In my experience, most people who write their screenplays have a lot of notes; they control the entire process in every single detail. Stephen was very like François Ozon, who I made Angel with, in terms of costume, set design, cinematography, your intonation on the third word, whether the candlestick in the background was in the right position… They really control every single element of the process because they’ve also written it.
Did you know much about that period in history, particularly how many British sympathisers there were for the Nazi cause?

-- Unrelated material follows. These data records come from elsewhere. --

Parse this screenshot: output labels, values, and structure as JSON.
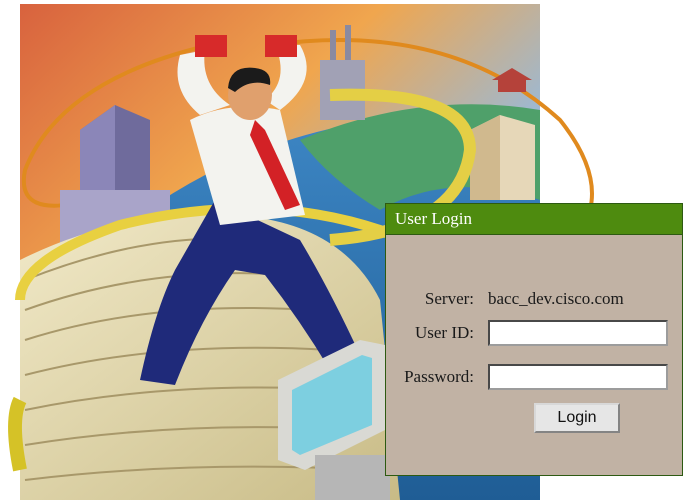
{
  "login": {
    "title": "User Login",
    "server_label": "Server:",
    "server_value": "bacc_dev.cisco.com",
    "userid_label": "User ID:",
    "userid_value": "",
    "password_label": "Password:",
    "password_value": "",
    "login_button": "Login"
  },
  "colors": {
    "header_bg": "#4e8b0f",
    "panel_bg": "#c1b2a4"
  }
}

What was interesting for me was my family, like Stephen’s family, were Jewish emigres. His family were Russian Jewish, my family were Hungarian Jewish. For that generation, Britain was the great single white knight of Europe; the lone voice in the wilderness and that was definitely the mythology that I have been brought up with. So no, I didn’t know much about the number of people that didn’t think the war was worth fighting. In a way, that’s worse because it wasn’t even motivated by political idealism; it was just selfishness and a feeling that it was nothing to do with them. I did find that very shocking. It’s not convenient; it doesn’t fit with our national identity.
How was it working with the actors playing your father, brother and sister – Bill Nighy, Eddie Redmayne and Juno Temple?
Juno is one of the best actresses I’ve ever worked with. She’s truly gifted and she’s one of those people that doesn’t feel the need to talk about it. It just comes completely naturally to her. Her performance is so brilliant in the film; she’s truly creepy at the end. I absolutely loved working with her. Eddie I knew a bit already, mainly from watching him on the stage; I think he’s the best actor of his generation, I really do. He’s so gifted. I’d seen Savage Grace, which was a film he’d made with Julianne Moore, so it was scary for me working with him because that was a very high bar to meet. He’s the real thing. And it’s superfluous to talk about how intimidating it is working with Bill.
Even though he’d already played your father in ‘I Capture the Castle’?
Yes! Bill has this wall of modesty that means he’s incapable of talking about acting and his process. He just thinks it’s boring. So he doesn’t walk around with an aura of brilliance but when I was much younger, I don’t think I really understood what it was. I didn’t know the work that people did already and I’d never really seen myself on screen before, so I didn’t have any feeling of what was being created in ‘I Capture the Castle’, whereas now I do. I know and it matters more and I tend to want to talk about things. I try and control it, so it’s always amazing for me watching people who don’t feel like they need to.
Do you tend to feel relaxed or tense on set?
Well, I really like my job. I think that helps. I know actresses who fundamentally hate what they do and every day is a struggle for them.
Really? Don’t actors usually think they have the best job in the world?
No way. I think if they could conceivably think of something else to do, then most would probably do something else. I really like my job. I tend to read between takes. I always bring books with me. I keep myself busy. I make sure I don’t just sit around and contemplate my own navel, because that’s really bad for your mental state.
Has starring in a successful film like Atonement raised your profile in the industry?
Maybe. I don’t know. I’m always amazed by people who are very strategic about their careers because I just do not have a strategy. I just get the jobs I get, and that’s as much as I think about. You have a certain amount of control in terms of, “I don’t even want to audition for this because I don’t like it.” I try to be selective at that stage but that’s no control really.10.11.2016